News Staff Writer

Although he couldn’t help but be a little disappointed at the turnout, Pastor Jamel Frye said the success of the Family & Friends Day — held Saturday, September 23, at Houston Avery Park and initially advertised as a rally against gun violence — can’t be measured in numbers.
Atmore and the surrounding area have experienced more than a dozen gun-related incidents this year. They range from one in which nobody was injured, to four homicides.
Only about three dozen folks gathered at the park’s baseball field for what turned into more of a revival meeting, although about a dozen more sat in their vehicles in the parking lot as the evening progressed.
Pastors and others from Bay Minette, Mobile and Huntsville came, as did those from Milton and Cantonment; Louisville, Kentucky; and Clarksville, Tennessee. There just weren’t very many there from Atmore.
“If only two or three gather in His name, He is in the midst,” said Frye, who was joined by two others as he handed out flyers at two apartment complexes and at the “five corners” intersection of Carver Street and Martin Luther King Drive prior to the rally. “I wish more folks would have come, because this is a state of emergency.”
The Rev. Cletis Walker Sr., pastor of Gaines Chapel AME Church, agreed during his opening prayer.
“If there ever was a time when we needed prayer, we need prayer right now,” he said.
Neither Mayor Jim Staff, who Frye said “contributed” to the event, nor any member of the city council were there, nor were any police officers.
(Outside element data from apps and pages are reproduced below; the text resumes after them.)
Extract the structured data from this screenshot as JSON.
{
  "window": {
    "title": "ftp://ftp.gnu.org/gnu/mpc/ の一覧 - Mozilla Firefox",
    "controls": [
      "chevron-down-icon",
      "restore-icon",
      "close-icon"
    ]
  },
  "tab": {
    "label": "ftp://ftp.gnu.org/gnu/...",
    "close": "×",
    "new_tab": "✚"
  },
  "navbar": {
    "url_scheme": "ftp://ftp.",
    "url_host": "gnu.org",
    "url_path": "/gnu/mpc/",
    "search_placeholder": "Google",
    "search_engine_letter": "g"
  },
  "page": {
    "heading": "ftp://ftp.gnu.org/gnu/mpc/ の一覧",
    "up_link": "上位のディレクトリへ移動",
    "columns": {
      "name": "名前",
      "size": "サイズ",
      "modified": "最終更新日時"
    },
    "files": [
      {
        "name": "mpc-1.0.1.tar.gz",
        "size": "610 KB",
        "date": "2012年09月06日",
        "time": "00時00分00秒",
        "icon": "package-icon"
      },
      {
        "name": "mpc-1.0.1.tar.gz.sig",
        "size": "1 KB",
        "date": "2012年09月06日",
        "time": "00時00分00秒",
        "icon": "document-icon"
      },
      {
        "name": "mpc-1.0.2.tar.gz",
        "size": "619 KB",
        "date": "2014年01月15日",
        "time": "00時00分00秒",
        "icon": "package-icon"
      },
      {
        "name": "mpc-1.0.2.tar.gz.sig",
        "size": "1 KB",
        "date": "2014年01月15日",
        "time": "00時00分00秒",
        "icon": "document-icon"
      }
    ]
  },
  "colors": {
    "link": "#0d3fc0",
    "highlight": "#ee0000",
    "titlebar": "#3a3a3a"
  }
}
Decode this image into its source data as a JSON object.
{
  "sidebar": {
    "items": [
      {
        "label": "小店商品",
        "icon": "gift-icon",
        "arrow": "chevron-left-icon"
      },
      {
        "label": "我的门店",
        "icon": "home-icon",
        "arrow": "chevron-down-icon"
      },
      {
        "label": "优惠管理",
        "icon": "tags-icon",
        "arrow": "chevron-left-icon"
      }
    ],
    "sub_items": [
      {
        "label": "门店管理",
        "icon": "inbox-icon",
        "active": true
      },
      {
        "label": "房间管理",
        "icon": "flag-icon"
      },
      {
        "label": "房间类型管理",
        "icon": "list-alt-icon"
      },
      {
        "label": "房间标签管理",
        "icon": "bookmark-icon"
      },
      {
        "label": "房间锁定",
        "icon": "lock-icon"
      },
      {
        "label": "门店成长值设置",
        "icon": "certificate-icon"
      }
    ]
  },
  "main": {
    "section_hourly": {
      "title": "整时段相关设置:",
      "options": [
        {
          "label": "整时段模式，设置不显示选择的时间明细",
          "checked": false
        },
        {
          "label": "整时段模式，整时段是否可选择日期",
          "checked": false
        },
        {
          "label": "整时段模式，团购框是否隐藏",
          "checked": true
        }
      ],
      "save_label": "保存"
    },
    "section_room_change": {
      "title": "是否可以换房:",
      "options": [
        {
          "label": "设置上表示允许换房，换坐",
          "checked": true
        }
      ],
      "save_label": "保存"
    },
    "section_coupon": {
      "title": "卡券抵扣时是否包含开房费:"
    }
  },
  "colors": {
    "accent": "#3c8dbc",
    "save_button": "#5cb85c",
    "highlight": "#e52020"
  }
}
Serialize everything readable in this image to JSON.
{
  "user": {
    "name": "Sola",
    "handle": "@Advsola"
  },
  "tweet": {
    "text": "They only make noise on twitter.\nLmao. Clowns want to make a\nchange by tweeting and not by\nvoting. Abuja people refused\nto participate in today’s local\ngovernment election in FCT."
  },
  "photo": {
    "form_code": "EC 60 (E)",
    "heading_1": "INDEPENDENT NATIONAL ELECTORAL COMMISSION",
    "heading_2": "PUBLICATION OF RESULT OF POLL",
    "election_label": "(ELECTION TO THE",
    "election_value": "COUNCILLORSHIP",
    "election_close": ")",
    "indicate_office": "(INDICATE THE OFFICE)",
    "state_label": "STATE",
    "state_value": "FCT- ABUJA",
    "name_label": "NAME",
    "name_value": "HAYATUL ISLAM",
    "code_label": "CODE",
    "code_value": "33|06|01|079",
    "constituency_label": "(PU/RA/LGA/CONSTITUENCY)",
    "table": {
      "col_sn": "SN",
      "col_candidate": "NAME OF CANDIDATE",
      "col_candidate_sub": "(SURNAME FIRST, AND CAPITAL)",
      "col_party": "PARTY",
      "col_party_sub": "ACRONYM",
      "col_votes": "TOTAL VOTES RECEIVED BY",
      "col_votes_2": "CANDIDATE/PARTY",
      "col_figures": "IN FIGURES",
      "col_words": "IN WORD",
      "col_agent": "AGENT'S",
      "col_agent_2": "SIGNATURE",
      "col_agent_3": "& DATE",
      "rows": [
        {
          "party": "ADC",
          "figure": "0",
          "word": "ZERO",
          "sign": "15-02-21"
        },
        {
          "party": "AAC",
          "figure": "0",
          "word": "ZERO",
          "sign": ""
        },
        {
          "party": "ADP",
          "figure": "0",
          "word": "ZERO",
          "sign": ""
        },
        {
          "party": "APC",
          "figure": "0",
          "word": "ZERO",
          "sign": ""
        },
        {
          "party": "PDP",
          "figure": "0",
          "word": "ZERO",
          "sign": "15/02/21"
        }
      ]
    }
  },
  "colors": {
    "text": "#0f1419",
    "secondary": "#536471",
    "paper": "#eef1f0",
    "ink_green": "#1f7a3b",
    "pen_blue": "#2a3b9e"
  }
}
Frye had requested during the September 11 council meeting that city council and members of the police force try to attend.
Also noticeably missing were young people. Frye’s four daughters and an individual who sang near the end of the service were the only people under the age of 30 who were inside the ballpark during the event.
The small audience clapped and sang along with Frye, Paulette German, Edwina English and others, and there were occasional shouts of “amen” and “hallelujah” as the various preachers delivered their remarks.
Pastor Dwight Boykin of Bay Minette said pastors and officials of all area churches would get better results if they would “not be afraid to extend the ministries beyond the walls” of their churches, and several individuals gave personal testimonies to demonstrate how lives can be turned around through adherence to God’s word.
Pastor Dejuan Knight, who traveled from Louisville to support his personal friend’s effort, said prayer is the key to peace in the city.
“Maybe we should walk down the worst streets of Atmore, Alabama, and pray that God show some mercy on those streets,” he said. “We should pray that God would jam some guns, hold that crazy man back from doing that dastardly thing he wants to do.
“Your prayers can keep some girl from getting raped; your prayers can keep some young man from getting shot and killed; your prayers can keep some young man from going to prison for the rest of his life. May our prayers make a difference in this city.”
Frye asserted that “the essence of this whole meeting is to bring awareness of the violence and drugs that are sweeping Atmore,” not to gain any notoriety or personal benefit.
“I didn’t do this for any accolades,” he said. “I did this because I love Atmore and I’m raising my children here. I want Atmore to be a safer place.”